(Extracted entries):

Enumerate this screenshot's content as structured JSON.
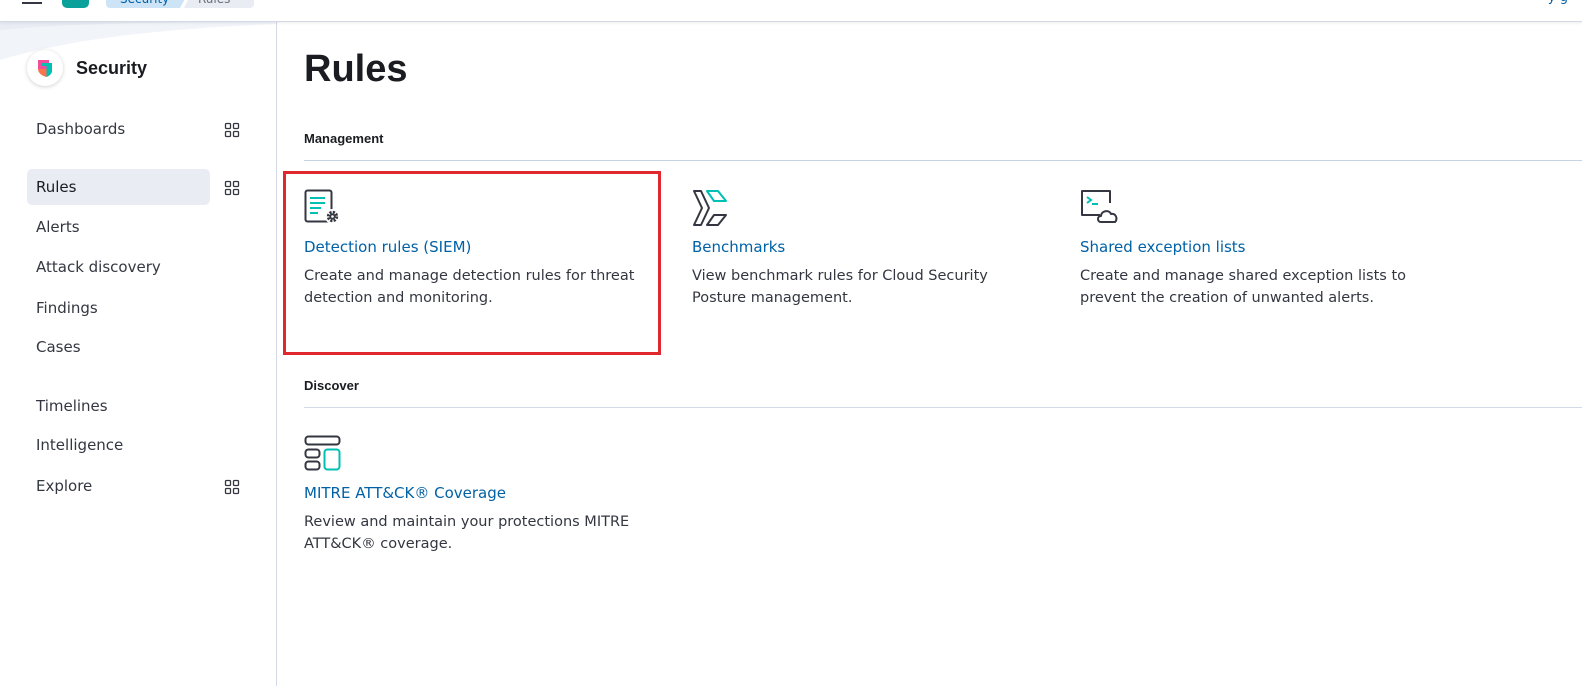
{
  "header": {
    "breadcrumbs": [
      "Security",
      "Rules"
    ],
    "right_text": "y   g"
  },
  "sidebar": {
    "brand": "Security",
    "items": [
      {
        "label": "Dashboards",
        "has_grid_icon": true
      },
      {
        "label": "Rules",
        "has_grid_icon": true,
        "active": true
      },
      {
        "label": "Alerts"
      },
      {
        "label": "Attack discovery"
      },
      {
        "label": "Findings"
      },
      {
        "label": "Cases"
      },
      {
        "label": "Timelines"
      },
      {
        "label": "Intelligence"
      },
      {
        "label": "Explore",
        "has_grid_icon": true
      }
    ]
  },
  "main": {
    "title": "Rules",
    "sections": [
      {
        "title": "Management",
        "cards": [
          {
            "title": "Detection rules (SIEM)",
            "description": "Create and manage detection rules for threat detection and monitoring.",
            "icon": "detection-rules-icon"
          },
          {
            "title": "Benchmarks",
            "description": "View benchmark rules for Cloud Security Posture management.",
            "icon": "benchmarks-icon"
          },
          {
            "title": "Shared exception lists",
            "description": "Create and manage shared exception lists to prevent the creation of unwanted alerts.",
            "icon": "exception-lists-icon"
          }
        ]
      },
      {
        "title": "Discover",
        "cards": [
          {
            "title": "MITRE ATT&CK® Coverage",
            "description": "Review and maintain your protections MITRE ATT&CK® coverage.",
            "icon": "mitre-coverage-icon"
          }
        ]
      }
    ]
  },
  "colors": {
    "link": "#0061a6",
    "accent_teal": "#00bfb3",
    "highlight": "#e0282e",
    "active_nav_bg": "#e9edf3"
  }
}
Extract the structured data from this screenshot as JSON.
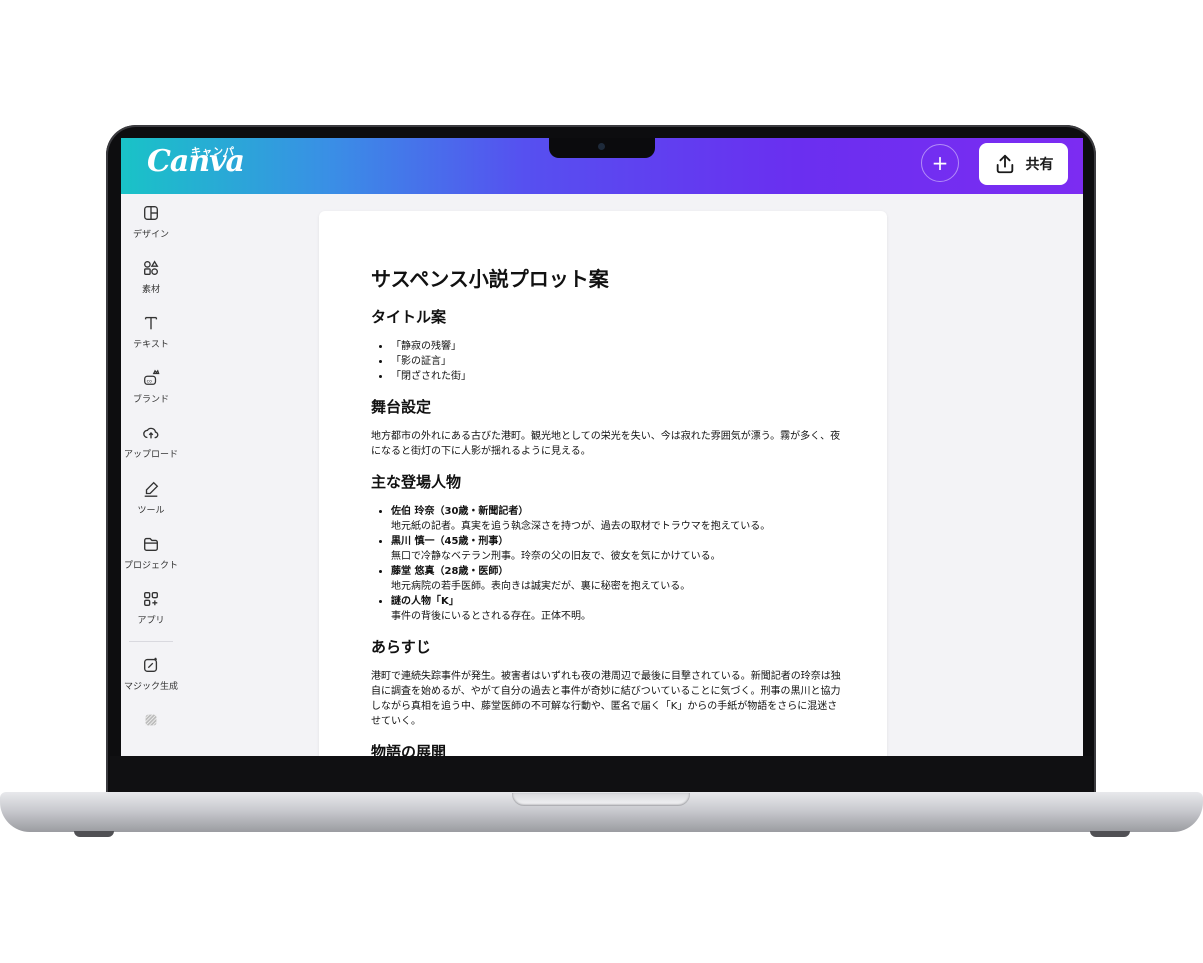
{
  "app": {
    "logo": "Canva",
    "logo_kana": "キャンパ",
    "share_label": "共有",
    "accent_gradient": [
      "#19c3c7",
      "#5650f0",
      "#7c2cf2"
    ]
  },
  "sidebar": {
    "items": [
      {
        "label": "デザイン",
        "icon": "design-icon"
      },
      {
        "label": "素材",
        "icon": "elements-icon"
      },
      {
        "label": "テキスト",
        "icon": "text-icon"
      },
      {
        "label": "ブランド",
        "icon": "brand-icon"
      },
      {
        "label": "アップロード",
        "icon": "upload-icon"
      },
      {
        "label": "ツール",
        "icon": "tools-icon"
      },
      {
        "label": "プロジェクト",
        "icon": "folder-icon"
      },
      {
        "label": "アプリ",
        "icon": "apps-icon"
      },
      {
        "label": "マジック生成",
        "icon": "magic-icon"
      }
    ]
  },
  "document": {
    "title": "サスペンス小説プロット案",
    "sections": {
      "titles": {
        "heading": "タイトル案",
        "items": [
          "「静寂の残響」",
          "「影の証言」",
          "「閉ざされた街」"
        ]
      },
      "setting": {
        "heading": "舞台設定",
        "body": "地方都市の外れにある古びた港町。観光地としての栄光を失い、今は寂れた雰囲気が漂う。霧が多く、夜になると街灯の下に人影が揺れるように見える。"
      },
      "characters": {
        "heading": "主な登場人物",
        "items": [
          {
            "name": "佐伯 玲奈（30歳・新聞記者）",
            "desc": "地元紙の記者。真実を追う執念深さを持つが、過去の取材でトラウマを抱えている。"
          },
          {
            "name": "黒川 慎一（45歳・刑事）",
            "desc": "無口で冷静なベテラン刑事。玲奈の父の旧友で、彼女を気にかけている。"
          },
          {
            "name": "藤堂 悠真（28歳・医師）",
            "desc": "地元病院の若手医師。表向きは誠実だが、裏に秘密を抱えている。"
          },
          {
            "name": "謎の人物「K」",
            "desc": "事件の背後にいるとされる存在。正体不明。"
          }
        ]
      },
      "synopsis": {
        "heading": "あらすじ",
        "body": "港町で連続失踪事件が発生。被害者はいずれも夜の港周辺で最後に目撃されている。新聞記者の玲奈は独自に調査を始めるが、やがて自分の過去と事件が奇妙に結びついていることに気づく。刑事の黒川と協力しながら真相を追う中、藤堂医師の不可解な行動や、匿名で届く「K」からの手紙が物語をさらに混迷させていく。"
      },
      "development": {
        "heading": "物語の展開"
      }
    }
  }
}
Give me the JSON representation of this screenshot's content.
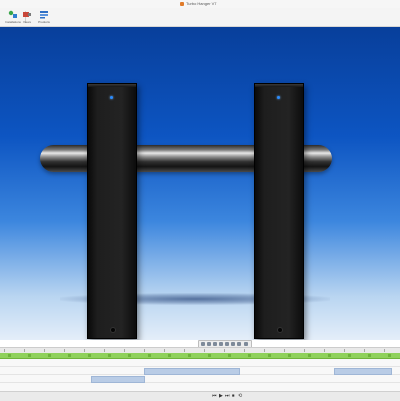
{
  "window": {
    "title": "Turbo Hanger V7"
  },
  "toolbar": {
    "items": [
      {
        "label": "Installations",
        "icon": "assembly-icon"
      },
      {
        "label": "Views",
        "icon": "camera-views-icon"
      },
      {
        "label": "Products",
        "icon": "products-icon"
      }
    ]
  },
  "colors": {
    "viewport_top": "#083f9b",
    "viewport_bottom": "#e4eef9",
    "timeline_bar": "#8fd15b",
    "clip": "#b9cce6",
    "led": "#2a8cff"
  },
  "viewtools": {
    "icons": [
      "select-icon",
      "pan-icon",
      "zoom-icon",
      "rotate-icon",
      "fit-icon",
      "section-icon",
      "render-icon",
      "settings-icon"
    ]
  },
  "timeline": {
    "ticks": [
      "",
      "",
      "",
      "",
      "",
      "",
      "",
      "",
      "",
      "",
      "",
      "",
      "",
      ""
    ],
    "tracks": [
      {
        "clips": []
      },
      {
        "clips": [
          {
            "label": ""
          },
          {
            "label": ""
          },
          {
            "label": ""
          }
        ]
      },
      {
        "clips": [
          {
            "label": ""
          }
        ]
      }
    ]
  },
  "playback": {
    "buttons": [
      "⏮",
      "▶",
      "⏭",
      "⏹",
      "⟲"
    ]
  }
}
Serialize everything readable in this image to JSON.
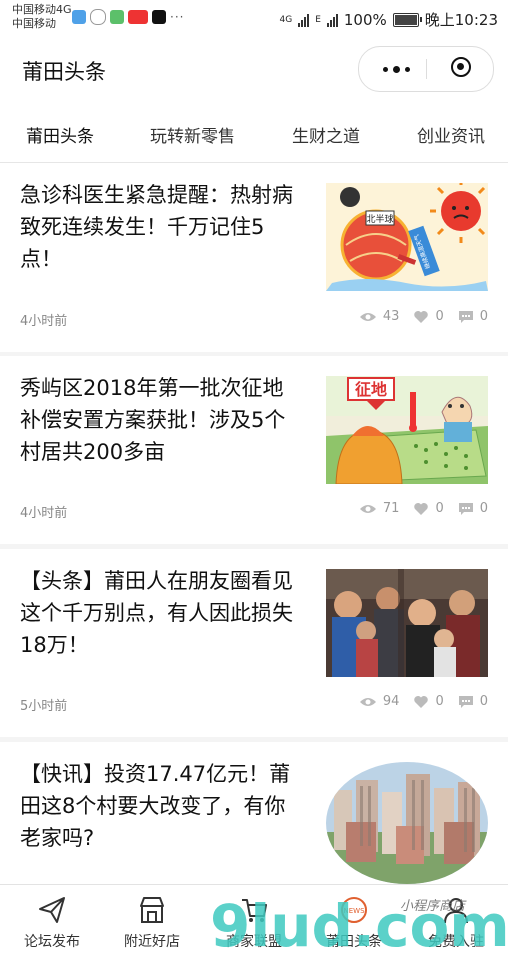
{
  "status_bar": {
    "carrier_1": "中国移动4G",
    "carrier_2": "中国移动",
    "network_1": "4G",
    "network_2": "E",
    "battery": "100%",
    "time": "晚上10:23",
    "app_icons": [
      "message-icon",
      "wechat-icon",
      "app-icon",
      "toutiao-icon",
      "tiktok-icon"
    ]
  },
  "header": {
    "title": "莆田头条"
  },
  "tabs": [
    {
      "label": "莆田头条",
      "active": true
    },
    {
      "label": "玩转新零售",
      "active": false
    },
    {
      "label": "生财之道",
      "active": false
    },
    {
      "label": "创业资讯",
      "active": false
    }
  ],
  "articles": [
    {
      "title": "急诊科医生紧急提醒：热射病致死连续发生！千万记住5点！",
      "time": "4小时前",
      "views": "43",
      "likes": "0",
      "comments": "0",
      "image_text_1": "北半球",
      "image_text_2": "继续高温天气"
    },
    {
      "title": "秀屿区2018年第一批次征地补偿安置方案获批！涉及5个村居共200多亩",
      "time": "4小时前",
      "views": "71",
      "likes": "0",
      "comments": "0",
      "image_text_1": "征地"
    },
    {
      "title": "【头条】莆田人在朋友圈看见这个千万别点，有人因此损失18万！",
      "time": "5小时前",
      "views": "94",
      "likes": "0",
      "comments": "0"
    },
    {
      "title": "【快讯】投资17.47亿元！莆田这8个村要大改变了，有你老家吗?"
    }
  ],
  "bottom_nav": [
    {
      "label": "论坛发布",
      "icon": "paper-plane-icon"
    },
    {
      "label": "附近好店",
      "icon": "store-icon"
    },
    {
      "label": "商家联盟",
      "icon": "cart-icon"
    },
    {
      "label": "莆田头条",
      "icon": "news-icon"
    },
    {
      "label": "免费入驻",
      "icon": "user-icon"
    }
  ],
  "watermark": {
    "text_main": "9lud.com",
    "text_sub": "小程序商店"
  },
  "colors": {
    "background": "#f4f4f4",
    "watermark_teal": "#3ec9c0"
  }
}
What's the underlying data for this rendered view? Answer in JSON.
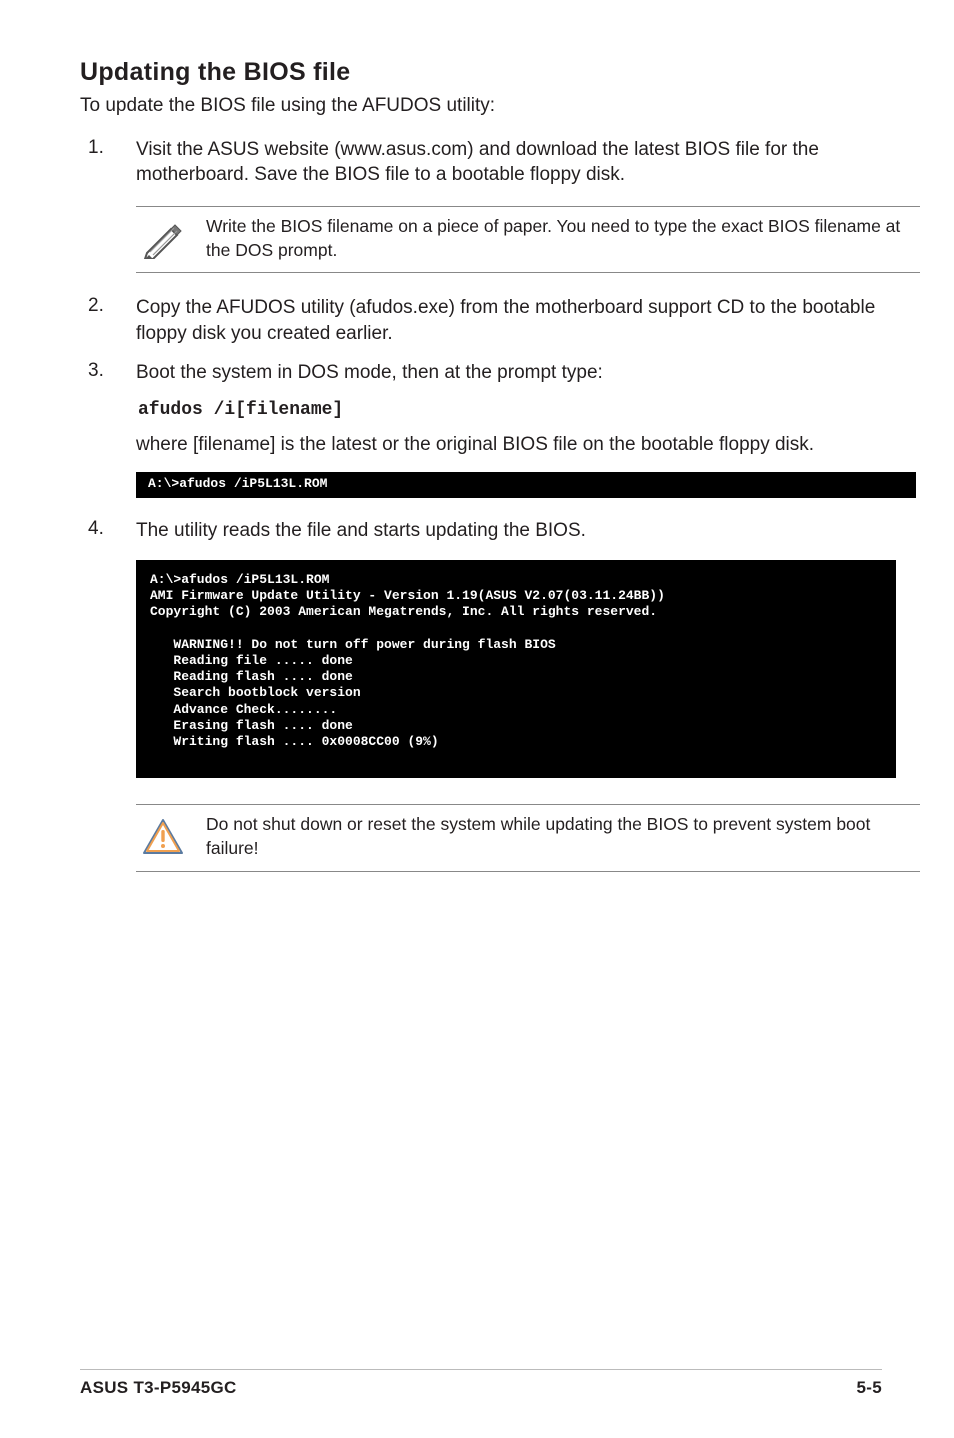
{
  "heading": "Updating the BIOS file",
  "intro": "To update the BIOS file using the AFUDOS utility:",
  "step1_num": "1.",
  "step1_text": "Visit the ASUS website (www.asus.com) and download the latest BIOS file for the motherboard. Save the BIOS file to a bootable floppy disk.",
  "note_text": "Write the BIOS filename on a piece of paper. You need to type the exact BIOS filename at the DOS prompt.",
  "step2_num": "2.",
  "step2_text": "Copy the AFUDOS utility (afudos.exe) from the motherboard support CD to the bootable floppy disk you created earlier.",
  "step3_num": "3.",
  "step3_text": "Boot the system in DOS mode, then at the prompt type:",
  "cmd_inline": "afudos /i[filename]",
  "step3_cont": "where [filename] is the latest or the original BIOS file on the bootable floppy disk.",
  "code_narrow": "A:\\>afudos /iP5L13L.ROM",
  "step4_num": "4.",
  "step4_text": "The utility reads the file and starts updating the BIOS.",
  "code_wide": "A:\\>afudos /iP5L13L.ROM\nAMI Firmware Update Utility - Version 1.19(ASUS V2.07(03.11.24BB))\nCopyright (C) 2003 American Megatrends, Inc. All rights reserved.\n\n   WARNING!! Do not turn off power during flash BIOS\n   Reading file ..... done\n   Reading flash .... done\n   Search bootblock version\n   Advance Check........\n   Erasing flash .... done\n   Writing flash .... 0x0008CC00 (9%)",
  "warn_text": "Do not shut down or reset the system while updating the BIOS to prevent system boot failure!",
  "footer_left": "ASUS T3-P5945GC",
  "footer_right": "5-5"
}
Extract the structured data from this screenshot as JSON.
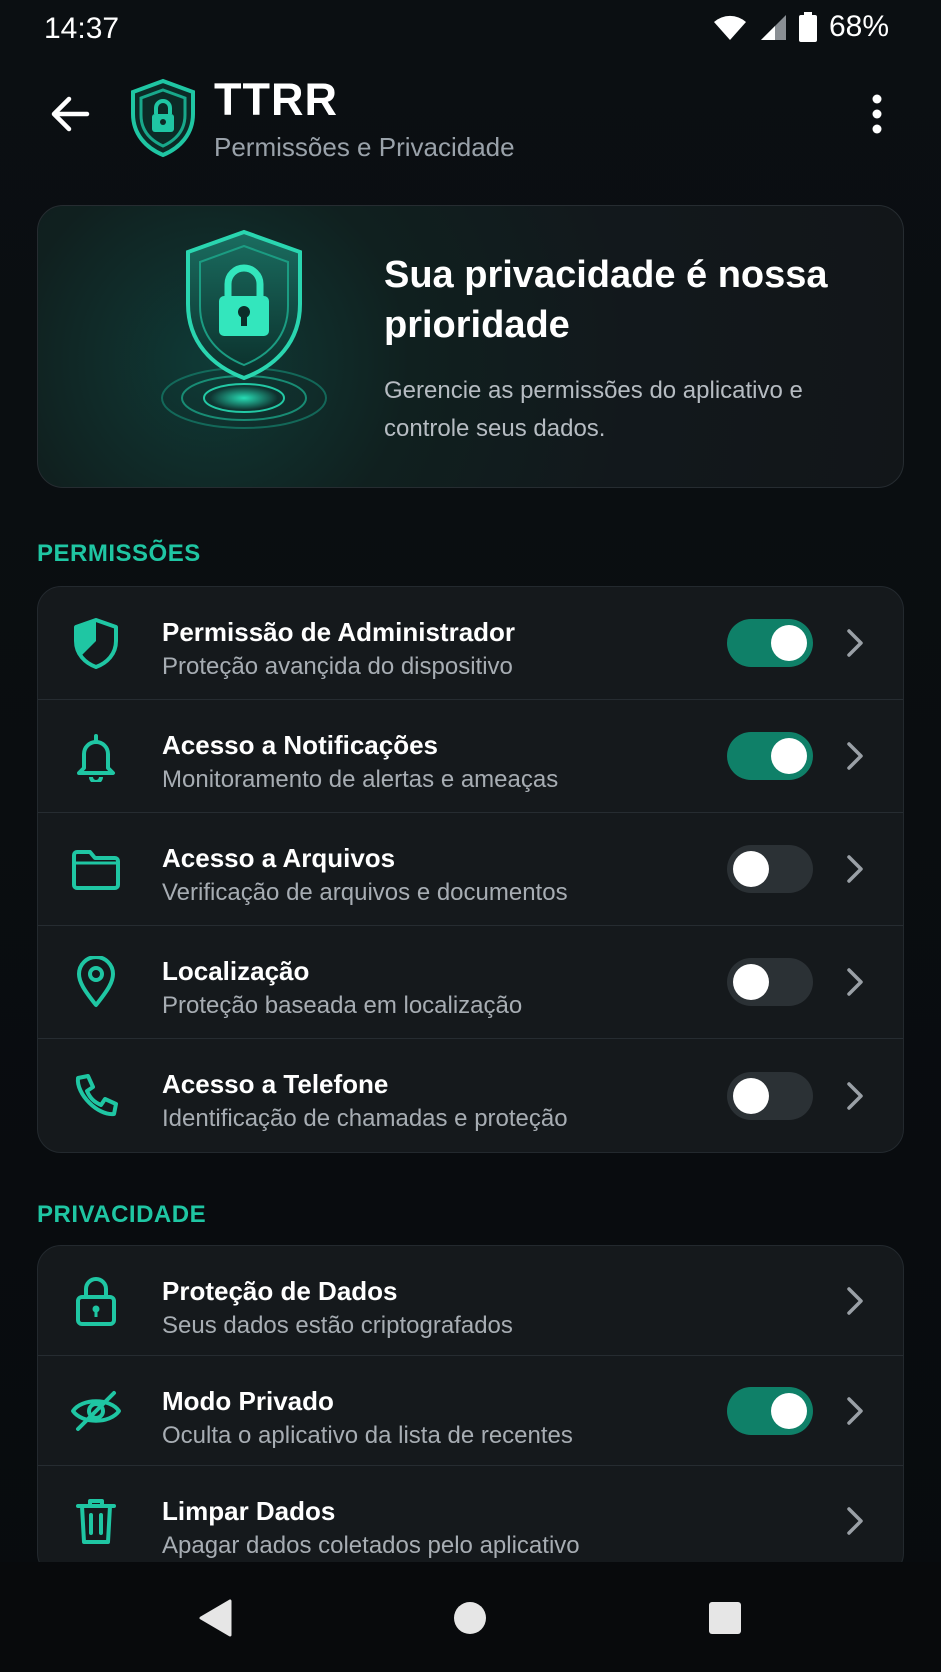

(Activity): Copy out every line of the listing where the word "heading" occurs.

(Task answer):
        "heading": "タイトル案",
        "heading": "舞台設定",
        "heading": "主な登場人物",
        "heading": "あらすじ",
        "heading": "物語の展開"
  "heading": "Updating the BIOS file",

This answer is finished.